Technology-enabled product development is leading to commoditization. Technology-enabled information flow is leading to smarter customers. Technology-enabled delivery is leading to retail saturation. Globalization and deregulation are also fostering increased competition to the product-centric approach. Further, customers today want “end-to-end solutions,” which may require products/services from multiple vendors.
Customer centricity is a strategy that aligns a company’s development/delivery of its products/services around the current and future needs of a select set of customers in order to maximize their long-term financial value to the firm. Customer centricity requires the company to be willing and able to change its organizational design, performance metrics, and employee/distributor incentive structures to focus on this long-run value-creation/delivery process. For example, the “employee of the month” should be measured not by how much they sold that month (backward looking), but instead by how much they increased customer life-time value (forward looking). You want to encourage salespeople to build long-lasting relationships—not just close sales—even if they’re not getting anything out of it right away. Success arises through enhanced (and/or more efficient) customer acquisition, retention, and development.
You also want a customer-centric organizational structure. Ideally the entire org chart will be built around the different types of customers the company has and the different ways the company will extract profits from them. The competitive advantage (vs. product centric “product expertise”) that stems from customer centricity is “relationship expertise” with respect to focal customers. Customer relationship data can’t be commoditized.

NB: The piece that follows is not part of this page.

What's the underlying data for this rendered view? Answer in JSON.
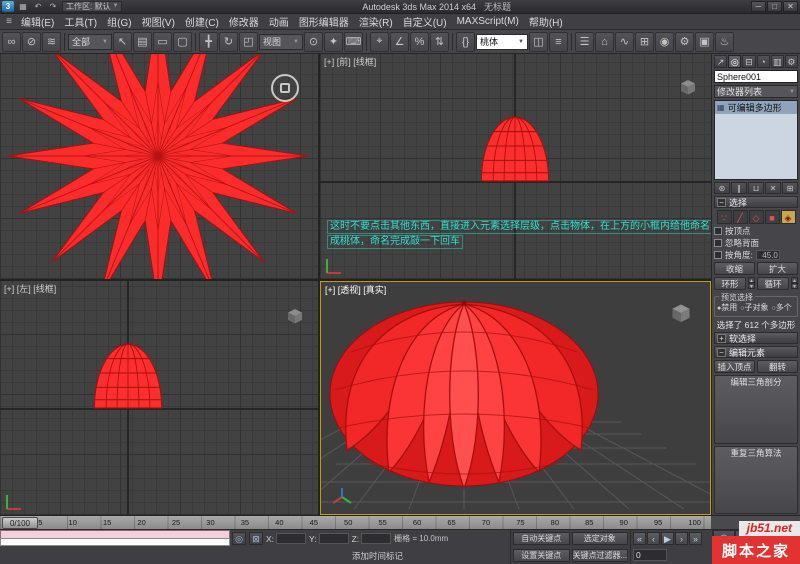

Customer centricity does NOT suggest that “non-focal” customers should be ignored or “fired.” To the contrary, it is important to have a healthy proportion of such customers to add a high degree of stability and robustness to the overall customer base. Think of these customers as cash in an investment portfolio. Taking this idea further, there is a paradox of customer centricity: the more that a firm tightens its central focus on a select group of customers, the more it needs its “non-focal” customers to stabilize the overall mix.
In taking a customer-centric approach, you should ask yourself the following questions:

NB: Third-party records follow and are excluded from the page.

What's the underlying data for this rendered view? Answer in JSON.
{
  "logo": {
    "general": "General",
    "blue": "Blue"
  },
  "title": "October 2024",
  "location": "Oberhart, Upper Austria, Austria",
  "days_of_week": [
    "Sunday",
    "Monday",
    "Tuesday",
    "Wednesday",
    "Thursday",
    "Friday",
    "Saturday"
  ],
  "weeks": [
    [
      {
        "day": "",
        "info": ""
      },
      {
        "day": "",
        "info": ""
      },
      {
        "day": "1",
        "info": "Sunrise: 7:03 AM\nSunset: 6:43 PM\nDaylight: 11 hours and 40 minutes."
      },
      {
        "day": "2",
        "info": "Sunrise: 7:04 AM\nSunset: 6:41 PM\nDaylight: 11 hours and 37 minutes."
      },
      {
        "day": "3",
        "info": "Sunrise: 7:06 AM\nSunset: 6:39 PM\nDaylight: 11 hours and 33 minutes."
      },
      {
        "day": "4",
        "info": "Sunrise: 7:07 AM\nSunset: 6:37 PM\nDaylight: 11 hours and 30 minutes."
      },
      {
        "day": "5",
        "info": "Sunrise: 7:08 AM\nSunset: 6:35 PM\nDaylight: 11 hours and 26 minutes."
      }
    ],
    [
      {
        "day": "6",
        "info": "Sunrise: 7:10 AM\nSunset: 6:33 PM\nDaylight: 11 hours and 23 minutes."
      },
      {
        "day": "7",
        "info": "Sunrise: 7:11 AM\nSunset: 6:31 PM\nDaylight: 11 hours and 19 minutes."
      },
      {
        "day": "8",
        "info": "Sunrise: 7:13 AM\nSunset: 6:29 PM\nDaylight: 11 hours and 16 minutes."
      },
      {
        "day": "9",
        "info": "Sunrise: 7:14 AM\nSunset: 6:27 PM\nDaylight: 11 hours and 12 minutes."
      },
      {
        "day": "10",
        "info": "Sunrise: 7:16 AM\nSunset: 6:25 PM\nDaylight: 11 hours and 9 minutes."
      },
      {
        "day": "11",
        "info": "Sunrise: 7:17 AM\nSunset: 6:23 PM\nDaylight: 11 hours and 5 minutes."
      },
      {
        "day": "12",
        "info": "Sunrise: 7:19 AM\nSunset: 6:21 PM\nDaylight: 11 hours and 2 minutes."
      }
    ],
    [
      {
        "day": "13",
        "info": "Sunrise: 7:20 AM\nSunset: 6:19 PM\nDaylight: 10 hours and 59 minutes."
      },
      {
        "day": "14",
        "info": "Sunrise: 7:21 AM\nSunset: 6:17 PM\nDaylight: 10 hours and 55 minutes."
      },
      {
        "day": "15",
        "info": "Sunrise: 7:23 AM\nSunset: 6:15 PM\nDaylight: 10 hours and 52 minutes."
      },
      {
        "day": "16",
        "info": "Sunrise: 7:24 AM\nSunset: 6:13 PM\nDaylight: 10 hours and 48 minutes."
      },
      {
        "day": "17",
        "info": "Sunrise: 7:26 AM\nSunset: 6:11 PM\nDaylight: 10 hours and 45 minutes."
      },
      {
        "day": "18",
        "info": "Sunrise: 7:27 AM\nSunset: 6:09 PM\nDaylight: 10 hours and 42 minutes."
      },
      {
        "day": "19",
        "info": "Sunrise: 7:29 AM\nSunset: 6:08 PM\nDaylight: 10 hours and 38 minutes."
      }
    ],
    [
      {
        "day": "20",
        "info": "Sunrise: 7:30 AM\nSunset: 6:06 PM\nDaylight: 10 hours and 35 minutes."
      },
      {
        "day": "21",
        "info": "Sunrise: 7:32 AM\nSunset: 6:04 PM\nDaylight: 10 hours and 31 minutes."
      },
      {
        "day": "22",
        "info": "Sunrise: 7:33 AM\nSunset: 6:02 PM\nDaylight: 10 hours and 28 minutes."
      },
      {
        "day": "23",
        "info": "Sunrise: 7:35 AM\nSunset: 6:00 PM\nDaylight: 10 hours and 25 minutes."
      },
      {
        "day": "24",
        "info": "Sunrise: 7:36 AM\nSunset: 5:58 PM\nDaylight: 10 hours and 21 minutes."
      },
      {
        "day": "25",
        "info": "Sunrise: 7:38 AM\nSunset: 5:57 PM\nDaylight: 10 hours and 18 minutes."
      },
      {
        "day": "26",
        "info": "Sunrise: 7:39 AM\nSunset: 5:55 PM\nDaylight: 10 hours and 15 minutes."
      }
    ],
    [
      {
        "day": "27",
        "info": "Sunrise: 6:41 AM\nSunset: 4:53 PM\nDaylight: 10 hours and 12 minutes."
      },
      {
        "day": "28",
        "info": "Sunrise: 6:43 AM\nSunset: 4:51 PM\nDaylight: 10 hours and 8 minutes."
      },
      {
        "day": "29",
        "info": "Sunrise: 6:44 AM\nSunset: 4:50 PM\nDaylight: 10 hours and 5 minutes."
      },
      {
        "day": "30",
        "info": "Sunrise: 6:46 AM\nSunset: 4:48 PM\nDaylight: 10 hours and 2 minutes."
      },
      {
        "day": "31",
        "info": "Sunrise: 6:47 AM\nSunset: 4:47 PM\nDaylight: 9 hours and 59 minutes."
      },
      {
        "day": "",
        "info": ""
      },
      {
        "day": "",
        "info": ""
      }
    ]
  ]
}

- Who is the customer? Can your organization come up with a single, consensus answer to this question, or can you at least reconcile the roles/relationships of the different potential customers?
- What are the major barriers to account for? Develop a comprehensive list, ranked by the importance/difficulty of each barrier (i.e. data, regulatory issues, cultural differences, etc.).
- What resources can you utilize to overcome these barriers? (i.e. financial—invest in data systems, cultural—hire the right people, etc.)
- What are competitors doing in this area? Is it better for everybody to be customer centric or only you?
- Does it make sense for your organization to become customer-centric? If so, what should be your immediate goals and medium-term expectations?